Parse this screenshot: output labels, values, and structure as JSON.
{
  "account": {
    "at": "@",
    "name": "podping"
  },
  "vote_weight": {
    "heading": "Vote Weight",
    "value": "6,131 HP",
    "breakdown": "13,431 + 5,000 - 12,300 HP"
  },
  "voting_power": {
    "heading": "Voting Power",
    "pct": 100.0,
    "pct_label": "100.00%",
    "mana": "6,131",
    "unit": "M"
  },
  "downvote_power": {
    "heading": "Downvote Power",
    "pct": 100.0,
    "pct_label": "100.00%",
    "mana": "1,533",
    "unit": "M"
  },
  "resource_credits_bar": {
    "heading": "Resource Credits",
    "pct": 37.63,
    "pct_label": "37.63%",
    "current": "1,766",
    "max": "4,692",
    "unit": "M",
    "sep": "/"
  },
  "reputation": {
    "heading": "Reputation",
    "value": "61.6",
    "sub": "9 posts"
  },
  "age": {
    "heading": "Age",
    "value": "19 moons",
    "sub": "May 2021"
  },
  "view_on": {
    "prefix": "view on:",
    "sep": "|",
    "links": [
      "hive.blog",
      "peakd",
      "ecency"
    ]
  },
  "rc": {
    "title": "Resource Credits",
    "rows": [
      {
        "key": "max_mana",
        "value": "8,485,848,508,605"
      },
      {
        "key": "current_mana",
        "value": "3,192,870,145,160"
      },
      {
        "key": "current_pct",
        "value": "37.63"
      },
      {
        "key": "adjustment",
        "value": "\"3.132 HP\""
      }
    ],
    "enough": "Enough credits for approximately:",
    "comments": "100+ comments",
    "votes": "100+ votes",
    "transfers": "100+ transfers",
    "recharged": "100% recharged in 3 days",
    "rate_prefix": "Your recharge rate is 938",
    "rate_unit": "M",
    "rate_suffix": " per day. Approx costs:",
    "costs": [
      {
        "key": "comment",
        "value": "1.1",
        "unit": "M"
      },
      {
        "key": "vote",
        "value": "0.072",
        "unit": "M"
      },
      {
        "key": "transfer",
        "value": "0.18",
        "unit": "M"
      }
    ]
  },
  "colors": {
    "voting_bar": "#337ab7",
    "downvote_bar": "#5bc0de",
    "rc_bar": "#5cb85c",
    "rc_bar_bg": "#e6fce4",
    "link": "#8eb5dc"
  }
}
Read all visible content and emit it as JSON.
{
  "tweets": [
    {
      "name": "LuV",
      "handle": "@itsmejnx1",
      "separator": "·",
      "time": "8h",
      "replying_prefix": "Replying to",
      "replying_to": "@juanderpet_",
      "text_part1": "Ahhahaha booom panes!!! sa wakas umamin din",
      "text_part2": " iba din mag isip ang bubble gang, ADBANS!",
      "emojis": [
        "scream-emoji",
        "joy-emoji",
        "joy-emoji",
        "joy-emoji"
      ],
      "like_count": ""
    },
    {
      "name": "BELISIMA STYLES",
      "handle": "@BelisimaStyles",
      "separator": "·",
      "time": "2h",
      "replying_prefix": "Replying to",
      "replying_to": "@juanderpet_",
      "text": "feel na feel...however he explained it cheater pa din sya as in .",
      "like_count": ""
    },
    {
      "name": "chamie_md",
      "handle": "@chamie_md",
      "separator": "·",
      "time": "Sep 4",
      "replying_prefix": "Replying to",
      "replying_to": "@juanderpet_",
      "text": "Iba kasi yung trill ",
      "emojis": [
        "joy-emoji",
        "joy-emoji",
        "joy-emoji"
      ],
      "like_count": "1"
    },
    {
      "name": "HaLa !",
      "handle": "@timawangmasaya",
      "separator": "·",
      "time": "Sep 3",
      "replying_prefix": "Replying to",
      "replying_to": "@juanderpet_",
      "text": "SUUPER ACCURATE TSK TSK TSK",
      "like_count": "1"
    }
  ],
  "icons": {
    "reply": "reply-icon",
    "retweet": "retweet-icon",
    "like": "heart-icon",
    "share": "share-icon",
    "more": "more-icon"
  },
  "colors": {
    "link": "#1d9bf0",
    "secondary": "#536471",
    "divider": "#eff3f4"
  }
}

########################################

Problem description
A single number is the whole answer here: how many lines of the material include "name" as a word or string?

Your solution
5